Prior to a round or after a dramatic finish, players can head to the driving range's turf hitting surfaces to smash balls at targets or take aim at an unassuming mountain peak. Large putting and chipping greens provide ample space for short-game improvement.
Course at a Glance: 18-hole, par-72 courseLength of 6,389 yards from back teesThree sets of tees per hole
Selectorized & Plate Loaded Machines, Free Weight Area, Rball Courts, Aerobics, Silver Sneakers, Cardio w/ individual audio for TVs, Locker Rooms w/ Showers, Towel Service, IHRSA Passport program, Group, Corporate and Family Discounts. Personal Training, Tanning, Supplements. Some services require additional fees.
The mounded terrain and cavernous bunkers of Riverbend Golf Club's 18-hole, 7,374-yard course recall the windswept terrain of golf's original Scottish links. The distant peaks of the Sierra Nevada Mountains peek over the course's sparse population of valley oak trees, adding scenic flair to an environmentally friendly layout that houses egrets, herons, hawks, and winged divot tools. Both the front and back nine play to dramatic conclusions, as the 9th and 18th holes are the first and second most difficult on the course, respectively. The course strictly enforces a dress code, so players should dress in a collared shirt and leave behind jeans and hard-spiked stilettos, or and they can peruse the fully stocked pro shop for club-appropriate garb and new gear.
Dirt bikes kick up plumes of dust in their wake, fishing boats search for prize catches atop Millerton Lake, and three-person jet skis drag race mermen along Shaver Lake's tree-lined waters. Though unfolding at different locations, these events have one thing in common: they're all supported by A1 Recreation's fleet of watercraft and recreational vehicles.

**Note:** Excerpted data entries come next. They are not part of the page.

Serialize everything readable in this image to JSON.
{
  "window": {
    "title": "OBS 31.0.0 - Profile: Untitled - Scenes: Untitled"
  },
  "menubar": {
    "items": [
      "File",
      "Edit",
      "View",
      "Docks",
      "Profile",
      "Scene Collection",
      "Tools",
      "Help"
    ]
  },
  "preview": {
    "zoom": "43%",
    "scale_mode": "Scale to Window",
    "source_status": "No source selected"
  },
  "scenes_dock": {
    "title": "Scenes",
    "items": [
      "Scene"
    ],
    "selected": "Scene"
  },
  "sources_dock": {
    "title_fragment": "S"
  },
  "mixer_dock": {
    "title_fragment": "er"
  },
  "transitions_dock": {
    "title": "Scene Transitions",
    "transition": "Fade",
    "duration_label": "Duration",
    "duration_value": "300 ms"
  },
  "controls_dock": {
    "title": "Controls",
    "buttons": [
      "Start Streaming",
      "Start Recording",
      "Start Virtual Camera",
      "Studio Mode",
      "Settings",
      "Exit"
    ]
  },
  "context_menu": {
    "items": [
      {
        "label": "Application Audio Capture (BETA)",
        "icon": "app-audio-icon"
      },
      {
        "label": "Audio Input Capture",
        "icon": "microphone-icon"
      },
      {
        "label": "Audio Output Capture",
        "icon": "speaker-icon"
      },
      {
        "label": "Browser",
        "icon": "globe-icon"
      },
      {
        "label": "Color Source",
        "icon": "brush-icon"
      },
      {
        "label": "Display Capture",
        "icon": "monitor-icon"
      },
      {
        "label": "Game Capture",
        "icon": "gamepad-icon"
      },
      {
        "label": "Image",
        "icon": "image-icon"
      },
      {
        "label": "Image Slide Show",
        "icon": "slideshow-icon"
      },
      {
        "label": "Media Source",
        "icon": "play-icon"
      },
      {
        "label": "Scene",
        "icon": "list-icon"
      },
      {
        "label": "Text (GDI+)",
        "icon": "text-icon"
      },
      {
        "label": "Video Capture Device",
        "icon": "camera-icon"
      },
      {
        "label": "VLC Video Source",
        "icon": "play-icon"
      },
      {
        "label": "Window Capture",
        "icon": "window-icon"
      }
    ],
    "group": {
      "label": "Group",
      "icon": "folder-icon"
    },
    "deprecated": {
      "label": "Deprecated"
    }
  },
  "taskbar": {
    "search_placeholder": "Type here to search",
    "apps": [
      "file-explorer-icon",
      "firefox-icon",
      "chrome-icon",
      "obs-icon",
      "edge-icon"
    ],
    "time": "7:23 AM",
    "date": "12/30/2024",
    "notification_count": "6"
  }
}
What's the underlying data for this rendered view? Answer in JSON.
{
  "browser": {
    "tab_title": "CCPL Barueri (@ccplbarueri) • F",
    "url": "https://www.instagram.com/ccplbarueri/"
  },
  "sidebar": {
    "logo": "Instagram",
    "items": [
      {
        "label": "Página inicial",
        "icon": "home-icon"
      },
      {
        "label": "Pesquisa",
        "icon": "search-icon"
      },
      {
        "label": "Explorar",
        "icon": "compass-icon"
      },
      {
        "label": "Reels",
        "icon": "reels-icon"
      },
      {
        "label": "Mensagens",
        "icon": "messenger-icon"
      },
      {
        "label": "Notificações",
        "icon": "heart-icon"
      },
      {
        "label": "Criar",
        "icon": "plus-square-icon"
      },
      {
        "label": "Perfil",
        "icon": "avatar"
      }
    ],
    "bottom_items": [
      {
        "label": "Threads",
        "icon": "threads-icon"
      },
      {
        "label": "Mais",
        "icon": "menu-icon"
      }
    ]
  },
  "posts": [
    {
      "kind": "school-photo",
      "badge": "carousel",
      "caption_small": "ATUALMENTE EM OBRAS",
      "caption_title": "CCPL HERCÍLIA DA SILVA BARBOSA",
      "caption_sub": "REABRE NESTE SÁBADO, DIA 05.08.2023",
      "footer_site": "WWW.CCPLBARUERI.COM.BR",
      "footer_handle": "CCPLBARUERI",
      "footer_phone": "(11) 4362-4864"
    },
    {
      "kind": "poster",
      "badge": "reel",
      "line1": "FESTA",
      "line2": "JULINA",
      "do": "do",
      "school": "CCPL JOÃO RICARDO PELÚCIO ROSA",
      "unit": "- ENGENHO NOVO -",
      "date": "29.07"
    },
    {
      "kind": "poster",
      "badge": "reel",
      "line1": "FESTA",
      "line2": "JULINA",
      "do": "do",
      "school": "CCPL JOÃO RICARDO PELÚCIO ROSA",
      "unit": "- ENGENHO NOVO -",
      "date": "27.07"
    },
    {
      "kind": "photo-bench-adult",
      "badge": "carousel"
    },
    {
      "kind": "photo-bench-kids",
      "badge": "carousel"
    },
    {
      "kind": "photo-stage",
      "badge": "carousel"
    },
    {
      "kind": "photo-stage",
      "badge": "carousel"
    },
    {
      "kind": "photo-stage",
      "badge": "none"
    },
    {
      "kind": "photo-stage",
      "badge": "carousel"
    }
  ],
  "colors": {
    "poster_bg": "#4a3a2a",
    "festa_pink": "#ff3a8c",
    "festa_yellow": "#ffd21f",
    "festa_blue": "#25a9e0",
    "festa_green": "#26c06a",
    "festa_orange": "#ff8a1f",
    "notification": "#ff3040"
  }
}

A1 Recreation serves as an epicenter for outdoor adventure, with locations that skirt Yosemite National Park and equipment rentals of up to multiple days that outfit customers with everything from pontoon boats to on-land hovercrafts. The company's dedicated staff members can also deliver chosen rentals to nearby recreation sites and load them onto patrons' trailers.
California, like its European counterparts France and Italy, is synonymous with wine. During A Celebration of Wine, libations from 60 regional wineries fill tasting glasses. In addition to rich reds and crisp whites, cuisines from more than 30 central-California eateries are represented. This salute to epicurean taste is organized to raise money for the enology department at Cal State University, Fresno—it's the rare chance to drink wine and support education at the same time. The event itself is even educational, as a cooper takes the stage to perform a popular demonstration of how classic oak barrels are made. Participants can cap off their afternoon with coffee and dessert while dancing to live music performed by giant saxophone-playing grapes.
Just 2 miles from the southern entrance of Yosemite National Park sits a post that passed from homesteader to cowboy to Mike and Sherry Knapp, who dubbed it Yosemite Trails Pack Station 70 years ago. Since then, three generations of Knapps have run the station, but it remains as isolated and wildlife rich as it was in 1966. Today, Larry Knapp and his team still raise cattle as well as american quarter and american paint horses in the Sierra Nevada mountains, getting them acclimated to the rocky terrain so that they can safely carry patrons on trail rides. Trails wind through Big Creek, the Vista Pass, and even venture into Yosemite’s Mariposa Grove, thick with millennia-old redwood trees. Days on horseback often culminate in cowboy cookouts with hot dogs, s’mores, and photos of ex-boyfriends roasted over the campfire. When summer fades to winter, guests can still enjoy the mountain-lined horizon on sleighs drawn by belgian draft horses.